Dataset rows describing interfaces
^^^^
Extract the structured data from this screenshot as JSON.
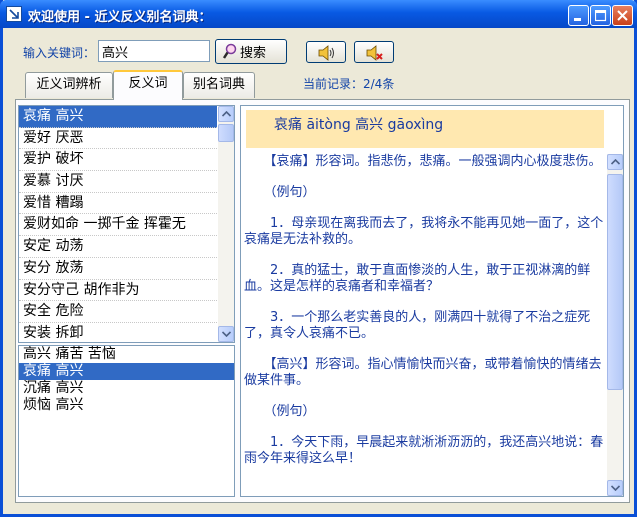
{
  "window": {
    "title": "欢迎使用 - 近义反义别名词典："
  },
  "search": {
    "label": "输入关键词：",
    "value": "高兴",
    "button_label": "搜索"
  },
  "tabs": [
    {
      "label": "近义词辨析",
      "active": false
    },
    {
      "label": "反义词",
      "active": true
    },
    {
      "label": "别名词典",
      "active": false
    }
  ],
  "record": "当前记录：2/4条",
  "top_list": [
    {
      "text": "哀痛   高兴",
      "selected": true
    },
    {
      "text": "爱好   厌恶",
      "selected": false
    },
    {
      "text": "爱护   破坏",
      "selected": false
    },
    {
      "text": "爱慕   讨厌",
      "selected": false
    },
    {
      "text": "爱惜   糟蹋",
      "selected": false
    },
    {
      "text": "爱财如命   一掷千金   挥霍无",
      "selected": false
    },
    {
      "text": "安定   动荡",
      "selected": false
    },
    {
      "text": "安分   放荡",
      "selected": false
    },
    {
      "text": "安分守己   胡作非为",
      "selected": false
    },
    {
      "text": "安全   危险",
      "selected": false
    },
    {
      "text": "安装   拆卸",
      "selected": false
    }
  ],
  "bottom_list": [
    {
      "text": "高兴   痛苦   苦恼",
      "selected": false
    },
    {
      "text": "哀痛   高兴",
      "selected": true
    },
    {
      "text": "沉痛   高兴",
      "selected": false
    },
    {
      "text": "烦恼   高兴",
      "selected": false
    }
  ],
  "detail": {
    "headword": "哀痛 āitòng 高兴 gāoxìng",
    "paragraphs": [
      "　　【哀痛】形容词。指悲伤，悲痛。一般强调内心极度悲伤。",
      "　　（例句）",
      "　　1．母亲现在离我而去了，我将永不能再见她一面了，这个哀痛是无法补救的。",
      "　　2．真的猛士，敢于直面惨淡的人生，敢于正视淋漓的鲜血。这是怎样的哀痛者和幸福者？",
      "　　3．一个那么老实善良的人，刚满四十就得了不治之症死了，真令人哀痛不已。",
      "　　【高兴】形容词。指心情愉快而兴奋，或带着愉快的情绪去做某件事。",
      "　　（例句）",
      "　　1．今天下雨，早晨起来就淅淅沥沥的，我还高兴地说：春雨今年来得这么早！"
    ]
  },
  "icons": {
    "app": "app-icon",
    "search": "magnifier-icon",
    "sound1": "speaker-icon",
    "sound2": "speaker-mute-icon"
  },
  "colors": {
    "title_bar": "#0859e3",
    "label_text": "#1244a8",
    "selection": "#316ac5",
    "headword_bg": "#ffe8b0",
    "detail_text": "#1a3ba0"
  }
}
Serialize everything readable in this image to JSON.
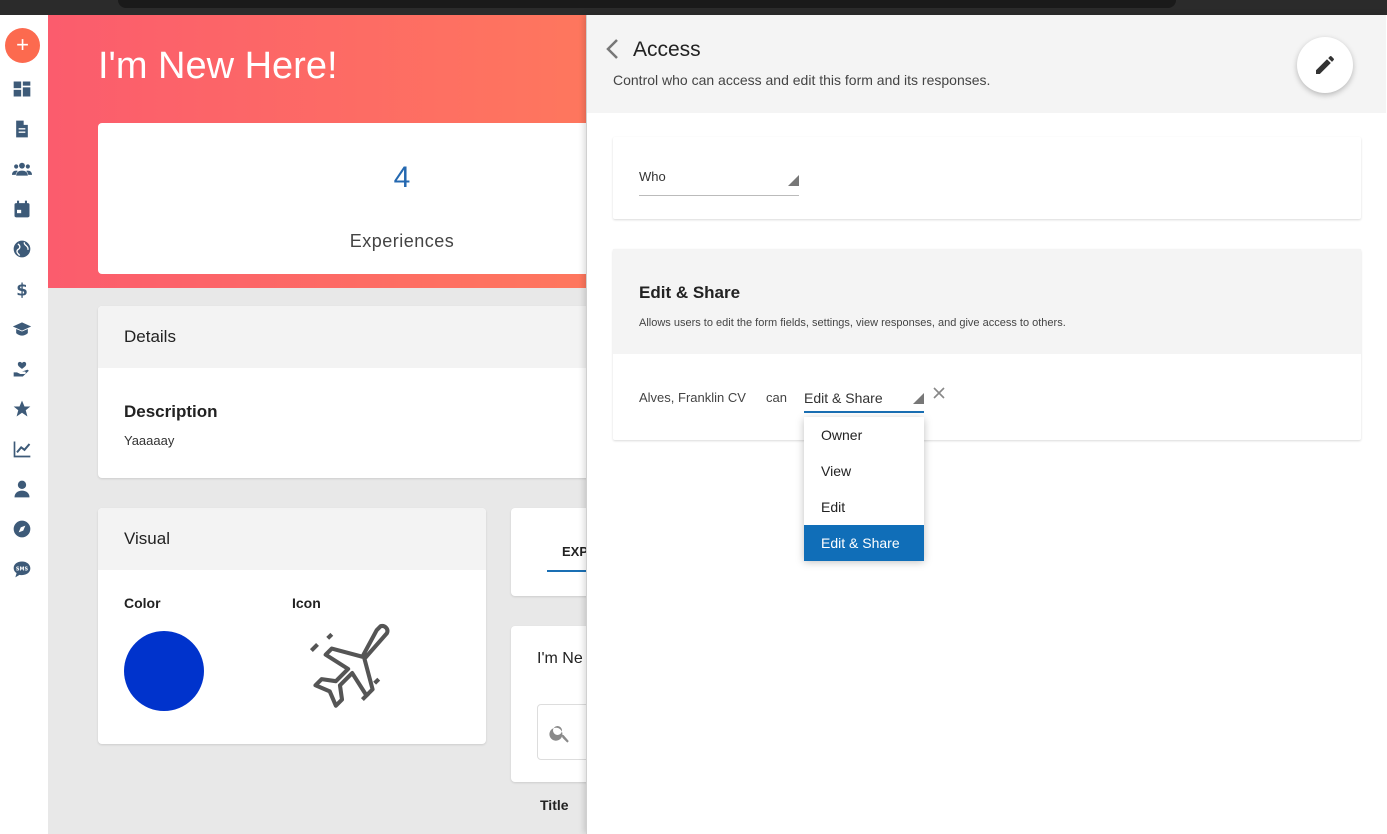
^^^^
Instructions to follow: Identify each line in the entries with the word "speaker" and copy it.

Response to this exercise:
    "sound1": "speaker-icon",
    "sound2": "speaker-mute-icon"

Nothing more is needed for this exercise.